- **TRY IT**: Given the records below, pull every line with the word "true" into the answer.

═════ RECORDS FOR THE TASK ═════

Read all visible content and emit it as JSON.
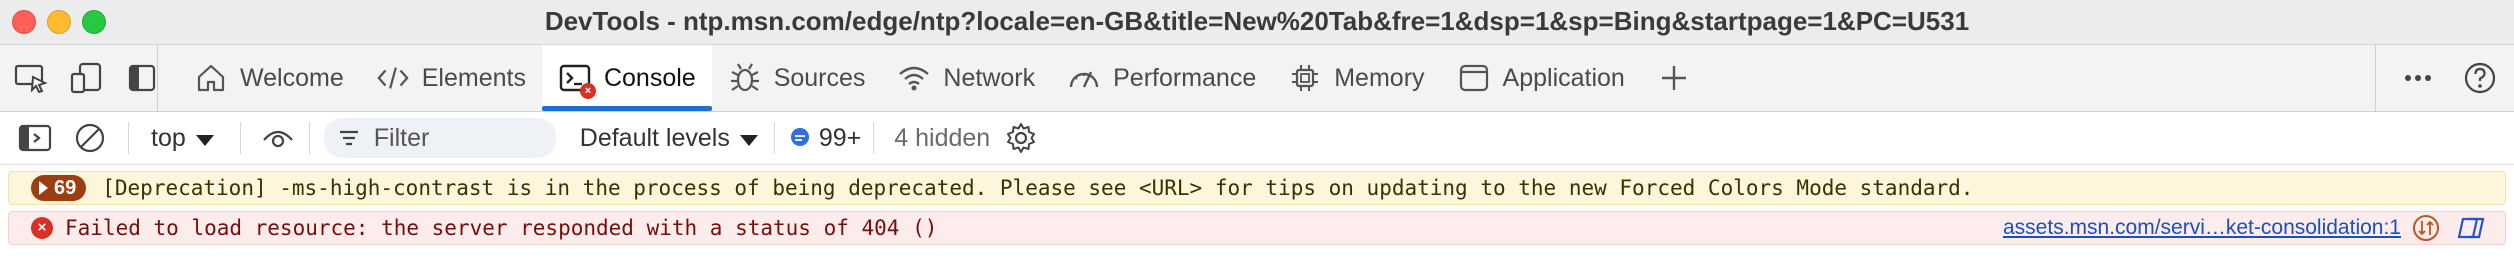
{
  "window": {
    "title": "DevTools - ntp.msn.com/edge/ntp?locale=en-GB&title=New%20Tab&fre=1&dsp=1&sp=Bing&startpage=1&PC=U531"
  },
  "tabs": [
    {
      "label": "Welcome",
      "icon": "home-icon"
    },
    {
      "label": "Elements",
      "icon": "code-icon"
    },
    {
      "label": "Console",
      "icon": "console-icon",
      "active": true
    },
    {
      "label": "Sources",
      "icon": "bug-icon"
    },
    {
      "label": "Network",
      "icon": "wifi-icon"
    },
    {
      "label": "Performance",
      "icon": "gauge-icon"
    },
    {
      "label": "Memory",
      "icon": "chip-icon"
    },
    {
      "label": "Application",
      "icon": "window-icon"
    }
  ],
  "console_toolbar": {
    "context": "top",
    "filter_placeholder": "Filter",
    "levels": "Default levels",
    "issues_count": "99+",
    "hidden": "4 hidden"
  },
  "messages": [
    {
      "type": "warning",
      "count": "69",
      "text": "[Deprecation] -ms-high-contrast is in the process of being deprecated. Please see <URL> for tips on updating to the new Forced Colors Mode standard."
    },
    {
      "type": "error",
      "text": "Failed to load resource: the server responded with a status of 404 ()",
      "source": "assets.msn.com/servi…ket-consolidation:1"
    }
  ],
  "colors": {
    "accent": "#1a6fd1",
    "error": "#d93025",
    "warning_bg": "#fdf6dc",
    "error_bg": "#fcecec",
    "badge": "#9c3d12"
  }
}
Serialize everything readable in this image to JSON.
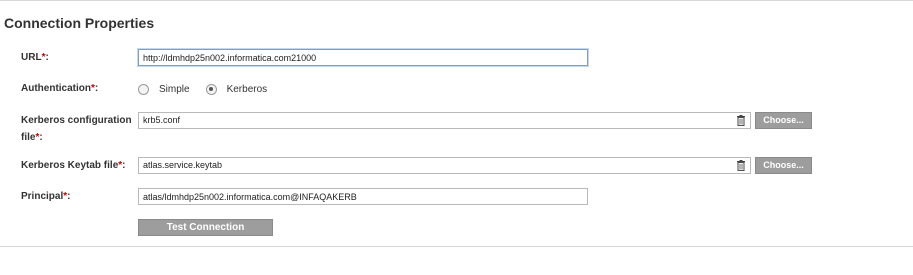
{
  "section": {
    "title": "Connection Properties"
  },
  "fields": {
    "url": {
      "label": "URL",
      "required_mark": "*",
      "colon": ":",
      "value": "http://ldmhdp25n002.informatica.com21000"
    },
    "authentication": {
      "label": "Authentication",
      "required_mark": "*",
      "colon": ":",
      "options": [
        {
          "label": "Simple",
          "selected": false
        },
        {
          "label": "Kerberos",
          "selected": true
        }
      ]
    },
    "krb_config": {
      "label_line1": "Kerberos configuration",
      "label_line2": "file",
      "required_mark": "*",
      "colon": ":",
      "value": "krb5.conf",
      "choose_label": "Choose..."
    },
    "keytab": {
      "label": "Kerberos Keytab file",
      "required_mark": "*",
      "colon": ":",
      "value": "atlas.service.keytab",
      "choose_label": "Choose..."
    },
    "principal": {
      "label": "Principal",
      "required_mark": "*",
      "colon": ":",
      "value": "atlas/ldmhdp25n002.informatica.com@INFAQAKERB"
    }
  },
  "actions": {
    "test_connection": "Test Connection"
  },
  "icons": {
    "delete": "trash-icon"
  }
}
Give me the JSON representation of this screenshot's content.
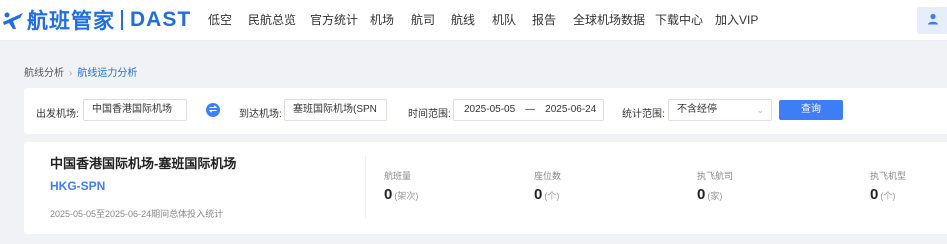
{
  "header": {
    "logo_cn": "航班管家",
    "logo_en": "DAST",
    "nav": [
      "低空",
      "民航总览",
      "官方统计",
      "机场",
      "航司",
      "航线",
      "机队",
      "报告",
      "全球机场数据",
      "下载中心",
      "加入VIP"
    ]
  },
  "breadcrumb": {
    "parent": "航线分析",
    "current": "航线运力分析"
  },
  "filter": {
    "departure_label": "出发机场:",
    "departure_value": "中国香港国际机场",
    "arrival_label": "到达机场:",
    "arrival_value": "塞班国际机场(SPN",
    "time_label": "时间范围:",
    "date_start": "2025-05-05",
    "date_sep": "—",
    "date_end": "2025-06-24",
    "scope_label": "统计范围:",
    "scope_value": "不含经停",
    "query_label": "查询"
  },
  "summary": {
    "route_title": "中国香港国际机场-塞班国际机场",
    "route_code": "HKG-SPN",
    "note": "2025-05-05至2025-06-24期间总体投入统计",
    "stats": [
      {
        "label": "航班量",
        "value": "0",
        "unit": "(架次)"
      },
      {
        "label": "座位数",
        "value": "0",
        "unit": "(个)"
      },
      {
        "label": "执飞航司",
        "value": "0",
        "unit": "(家)"
      },
      {
        "label": "执飞机型",
        "value": "0",
        "unit": "(个)"
      }
    ]
  },
  "colors": {
    "accent": "#1f6fe0",
    "button": "#3d7ef5"
  }
}
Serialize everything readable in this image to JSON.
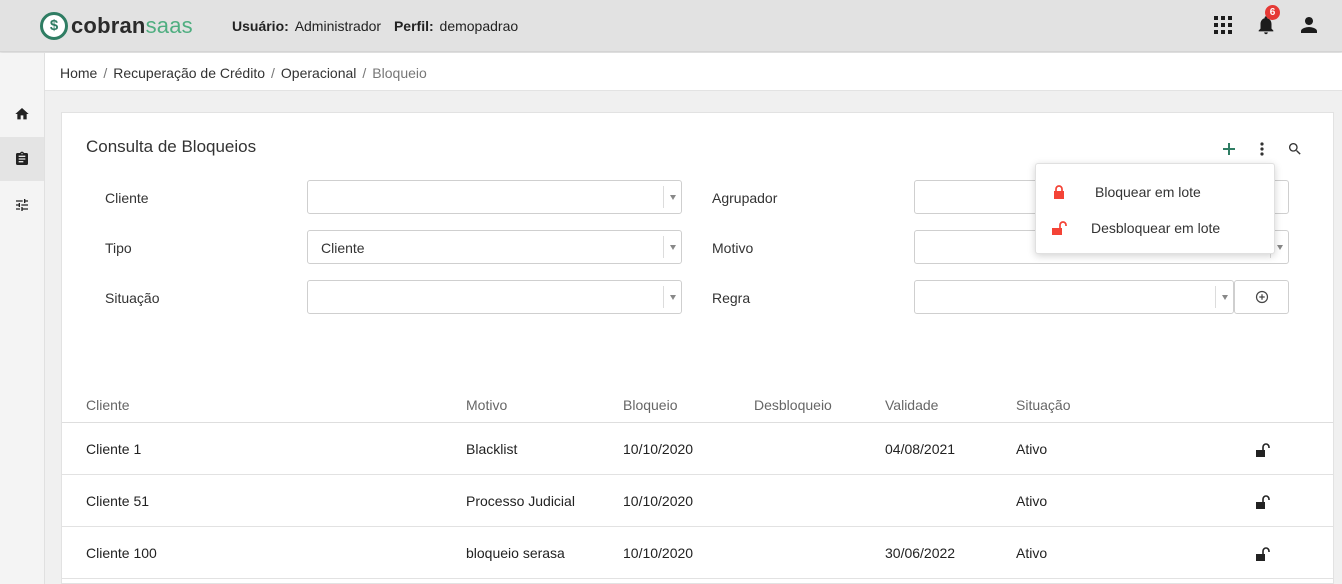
{
  "app": {
    "logo_text_a": "cobran",
    "logo_text_b": "saas",
    "logo_symbol": "$",
    "user_label": "Usuário:",
    "user_value": "Administrador",
    "profile_label": "Perfil:",
    "profile_value": "demopadrao",
    "notifications_count": "6",
    "icons": [
      "apps-grid-icon",
      "bell-icon",
      "account-icon"
    ],
    "brand_color": "#2f7d63"
  },
  "sidebar": {
    "items": [
      {
        "icon": "home-icon",
        "active": false
      },
      {
        "icon": "clipboard-icon",
        "active": true
      },
      {
        "icon": "tune-icon",
        "active": false
      }
    ]
  },
  "breadcrumb": {
    "items": [
      "Home",
      "Recuperação de Crédito",
      "Operacional"
    ],
    "current": "Bloqueio",
    "separator": "/"
  },
  "page": {
    "title": "Consulta de Bloqueios",
    "actions": [
      "add-icon",
      "more-vert-icon",
      "search-icon"
    ]
  },
  "filters": {
    "cliente": {
      "label": "Cliente",
      "value": ""
    },
    "tipo": {
      "label": "Tipo",
      "value": "Cliente"
    },
    "situacao": {
      "label": "Situação",
      "value": ""
    },
    "agrupador": {
      "label": "Agrupador",
      "value": ""
    },
    "motivo": {
      "label": "Motivo",
      "value": ""
    },
    "regra": {
      "label": "Regra",
      "value": ""
    }
  },
  "table": {
    "columns": [
      "Cliente",
      "Motivo",
      "Bloqueio",
      "Desbloqueio",
      "Validade",
      "Situação"
    ],
    "rows": [
      {
        "cliente": "Cliente 1",
        "motivo": "Blacklist",
        "bloqueio": "10/10/2020",
        "desbloqueio": "",
        "validade": "04/08/2021",
        "situacao": "Ativo"
      },
      {
        "cliente": "Cliente 51",
        "motivo": "Processo Judicial",
        "bloqueio": "10/10/2020",
        "desbloqueio": "",
        "validade": "",
        "situacao": "Ativo"
      },
      {
        "cliente": "Cliente 100",
        "motivo": "bloqueio serasa",
        "bloqueio": "10/10/2020",
        "desbloqueio": "",
        "validade": "30/06/2022",
        "situacao": "Ativo"
      }
    ]
  },
  "menu": {
    "items": [
      {
        "label": "Bloquear em lote",
        "icon": "lock-icon"
      },
      {
        "label": "Desbloquear em lote",
        "icon": "lock-open-icon"
      }
    ],
    "icon_color": "#f44336"
  }
}
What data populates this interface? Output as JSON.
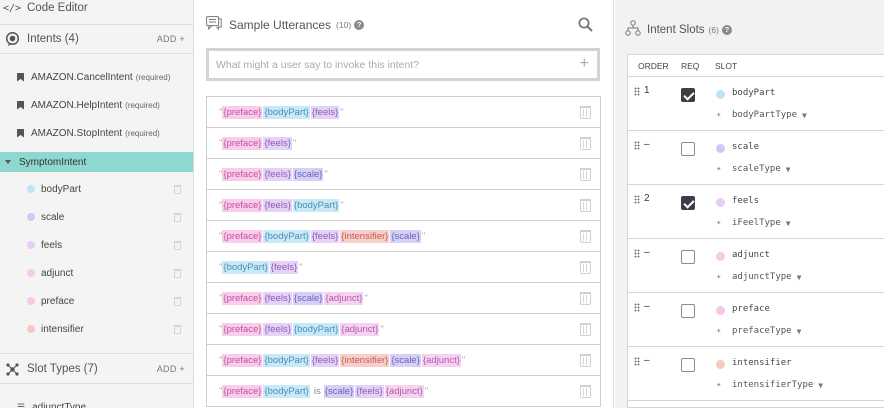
{
  "sidebar": {
    "code_editor": "Code Editor",
    "intents_header": "Intents (4)",
    "intents_add": "ADD +",
    "builtin_intents": [
      {
        "name": "AMAZON.CancelIntent",
        "req": "(required)"
      },
      {
        "name": "AMAZON.HelpIntent",
        "req": "(required)"
      },
      {
        "name": "AMAZON.StopIntent",
        "req": "(required)"
      }
    ],
    "selected_intent": "SymptomIntent",
    "intent_slots": [
      {
        "name": "bodyPart",
        "color": "#bfe4f6"
      },
      {
        "name": "scale",
        "color": "#cfc9f4"
      },
      {
        "name": "feels",
        "color": "#e7cdf4"
      },
      {
        "name": "adjunct",
        "color": "#f6c9ee"
      },
      {
        "name": "preface",
        "color": "#f6c7e6"
      },
      {
        "name": "intensifier",
        "color": "#f6c8c2"
      }
    ],
    "slot_types_header": "Slot Types (7)",
    "slot_types_add": "ADD +",
    "slot_types": [
      "adjunctType"
    ]
  },
  "utterances": {
    "title": "Sample Utterances",
    "count": "(10)",
    "help": "?",
    "input_placeholder": "What might a user say to invoke this intent?",
    "add_symbol": "+",
    "rows": [
      [
        {
          "t": "slot",
          "v": "preface"
        },
        {
          "t": "slot",
          "v": "bodyPart"
        },
        {
          "t": "slot",
          "v": "feels"
        }
      ],
      [
        {
          "t": "slot",
          "v": "preface"
        },
        {
          "t": "slot",
          "v": "feels"
        }
      ],
      [
        {
          "t": "slot",
          "v": "preface"
        },
        {
          "t": "slot",
          "v": "feels"
        },
        {
          "t": "slot",
          "v": "scale"
        }
      ],
      [
        {
          "t": "slot",
          "v": "preface"
        },
        {
          "t": "slot",
          "v": "feels"
        },
        {
          "t": "slot",
          "v": "bodyPart"
        }
      ],
      [
        {
          "t": "slot",
          "v": "preface"
        },
        {
          "t": "slot",
          "v": "bodyPart"
        },
        {
          "t": "slot",
          "v": "feels"
        },
        {
          "t": "slot",
          "v": "intensifier"
        },
        {
          "t": "slot",
          "v": "scale"
        }
      ],
      [
        {
          "t": "slot",
          "v": "bodyPart"
        },
        {
          "t": "slot",
          "v": "feels"
        }
      ],
      [
        {
          "t": "slot",
          "v": "preface"
        },
        {
          "t": "slot",
          "v": "feels"
        },
        {
          "t": "slot",
          "v": "scale"
        },
        {
          "t": "slot",
          "v": "adjunct"
        }
      ],
      [
        {
          "t": "slot",
          "v": "preface"
        },
        {
          "t": "slot",
          "v": "feels"
        },
        {
          "t": "slot",
          "v": "bodyPart"
        },
        {
          "t": "slot",
          "v": "adjunct"
        }
      ],
      [
        {
          "t": "slot",
          "v": "preface"
        },
        {
          "t": "slot",
          "v": "bodyPart"
        },
        {
          "t": "slot",
          "v": "feels"
        },
        {
          "t": "slot",
          "v": "intensifier"
        },
        {
          "t": "slot",
          "v": "scale"
        },
        {
          "t": "slot",
          "v": "adjunct"
        }
      ],
      [
        {
          "t": "slot",
          "v": "preface"
        },
        {
          "t": "slot",
          "v": "bodyPart"
        },
        {
          "t": "text",
          "v": "is"
        },
        {
          "t": "slot",
          "v": "scale"
        },
        {
          "t": "slot",
          "v": "feels"
        },
        {
          "t": "slot",
          "v": "adjunct"
        }
      ]
    ]
  },
  "slots": {
    "title": "Intent Slots",
    "count": "(6)",
    "help": "?",
    "headers": {
      "order": "ORDER",
      "req": "REQ",
      "slot": "SLOT"
    },
    "rows": [
      {
        "order": "1",
        "required": true,
        "name": "bodyPart",
        "type": "bodyPartType",
        "color": "#bfe4f6"
      },
      {
        "order": "–",
        "required": false,
        "name": "scale",
        "type": "scaleType",
        "color": "#cfc9f4"
      },
      {
        "order": "2",
        "required": true,
        "name": "feels",
        "type": "iFeelType",
        "color": "#e7cdf4"
      },
      {
        "order": "–",
        "required": false,
        "name": "adjunct",
        "type": "adjunctType",
        "color": "#f6c9ee"
      },
      {
        "order": "–",
        "required": false,
        "name": "preface",
        "type": "prefaceType",
        "color": "#f6c7e6"
      },
      {
        "order": "–",
        "required": false,
        "name": "intensifier",
        "type": "intensifierType",
        "color": "#f6c8c2"
      }
    ]
  }
}
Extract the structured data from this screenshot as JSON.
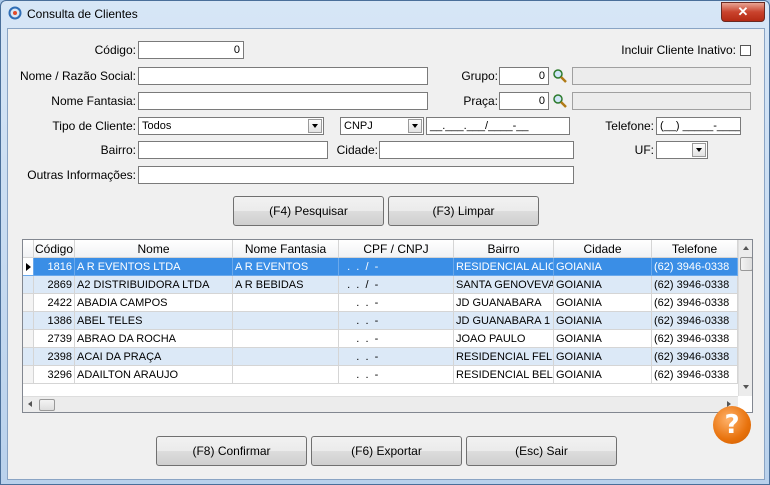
{
  "window": {
    "title": "Consulta de Clientes",
    "close_glyph": "✕"
  },
  "form": {
    "codigo_label": "Código:",
    "codigo_value": "0",
    "inativo_label": "Incluir Cliente Inativo:",
    "nome_label": "Nome / Razão Social:",
    "nome_value": "",
    "grupo_label": "Grupo:",
    "grupo_value": "0",
    "grupo_desc": "",
    "fantasia_label": "Nome Fantasia:",
    "fantasia_value": "",
    "praca_label": "Praça:",
    "praca_value": "0",
    "praca_desc": "",
    "tipo_label": "Tipo de Cliente:",
    "tipo_value": "Todos",
    "doc_type_value": "CNPJ",
    "doc_mask": "__.___.___/____-__",
    "telefone_label": "Telefone:",
    "telefone_mask": "(__) _____-____",
    "bairro_label": "Bairro:",
    "bairro_value": "",
    "cidade_label": "Cidade:",
    "cidade_value": "",
    "uf_label": "UF:",
    "uf_value": "",
    "outras_label": "Outras Informações:",
    "outras_value": ""
  },
  "buttons": {
    "pesquisar": "(F4) Pesquisar",
    "limpar": "(F3) Limpar",
    "confirmar": "(F8) Confirmar",
    "exportar": "(F6) Exportar",
    "sair": "(Esc) Sair",
    "help": "?"
  },
  "grid": {
    "columns": [
      "Código",
      "Nome",
      "Nome Fantasia",
      "CPF / CNPJ",
      "Bairro",
      "Cidade",
      "Telefone"
    ],
    "rows": [
      {
        "codigo": "1816",
        "nome": "A R EVENTOS LTDA",
        "fantasia": "A R EVENTOS",
        "doc": "  .  .  /  -",
        "bairro": "RESIDENCIAL ALICE",
        "cidade": "GOIANIA",
        "telefone": "(62) 3946-0338"
      },
      {
        "codigo": "2869",
        "nome": "A2 DISTRIBUIDORA LTDA",
        "fantasia": "A R BEBIDAS",
        "doc": "  .  .  /  -",
        "bairro": "SANTA GENOVEVA",
        "cidade": "GOIANIA",
        "telefone": "(62) 3946-0338"
      },
      {
        "codigo": "2422",
        "nome": "ABADIA CAMPOS",
        "fantasia": "",
        "doc": "     .  .  -",
        "bairro": "JD GUANABARA",
        "cidade": "GOIANIA",
        "telefone": "(62) 3946-0338"
      },
      {
        "codigo": "1386",
        "nome": "ABEL TELES",
        "fantasia": "",
        "doc": "     .  .  -",
        "bairro": "JD GUANABARA 1",
        "cidade": "GOIANIA",
        "telefone": "(62) 3946-0338"
      },
      {
        "codigo": "2739",
        "nome": "ABRAO DA ROCHA",
        "fantasia": "",
        "doc": "     .  .  -",
        "bairro": "JOAO PAULO",
        "cidade": "GOIANIA",
        "telefone": "(62) 3946-0338"
      },
      {
        "codigo": "2398",
        "nome": "ACAI DA PRAÇA",
        "fantasia": "",
        "doc": "     .  .  -",
        "bairro": "RESIDENCIAL FELICIDADE",
        "cidade": "GOIANIA",
        "telefone": "(62) 3946-0338"
      },
      {
        "codigo": "3296",
        "nome": "ADAILTON ARAUJO",
        "fantasia": "",
        "doc": "     .  .  -",
        "bairro": "RESIDENCIAL BELA",
        "cidade": "GOIANIA",
        "telefone": "(62) 3946-0338"
      }
    ]
  }
}
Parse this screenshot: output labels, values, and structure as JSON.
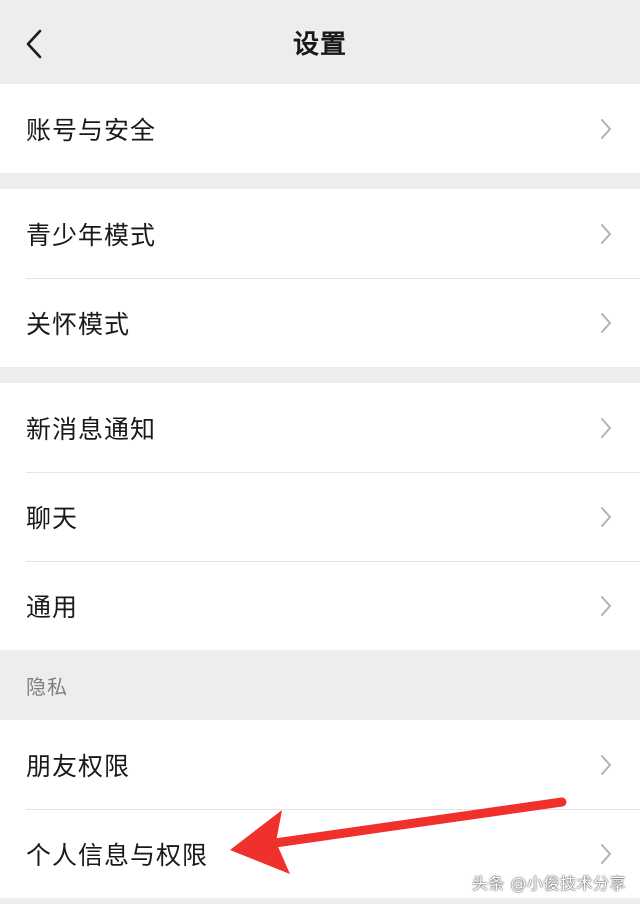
{
  "nav": {
    "title": "设置",
    "back_icon": "chevron-left-icon"
  },
  "groups": [
    {
      "items": [
        {
          "label": "账号与安全"
        }
      ]
    },
    {
      "items": [
        {
          "label": "青少年模式"
        },
        {
          "label": "关怀模式"
        }
      ]
    },
    {
      "items": [
        {
          "label": "新消息通知"
        },
        {
          "label": "聊天"
        },
        {
          "label": "通用"
        }
      ]
    }
  ],
  "privacy": {
    "section_title": "隐私",
    "items": [
      {
        "label": "朋友权限"
      },
      {
        "label": "个人信息与权限"
      }
    ]
  },
  "annotation": {
    "arrow_color": "#f0302a",
    "points_to": "个人信息与权限"
  },
  "watermark": "头条 @小俊技术分享",
  "colors": {
    "background": "#ededed",
    "cell_background": "#ffffff",
    "text": "#191919",
    "secondary_text": "#7f7f7f",
    "chevron": "#b2b2b2",
    "separator": "#e5e5e5"
  }
}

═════

- **SOLUTION FOR THIS PROBLEM**:
      "active": true
          "selected": true
        "active": true
        "required": true,
        "required": true,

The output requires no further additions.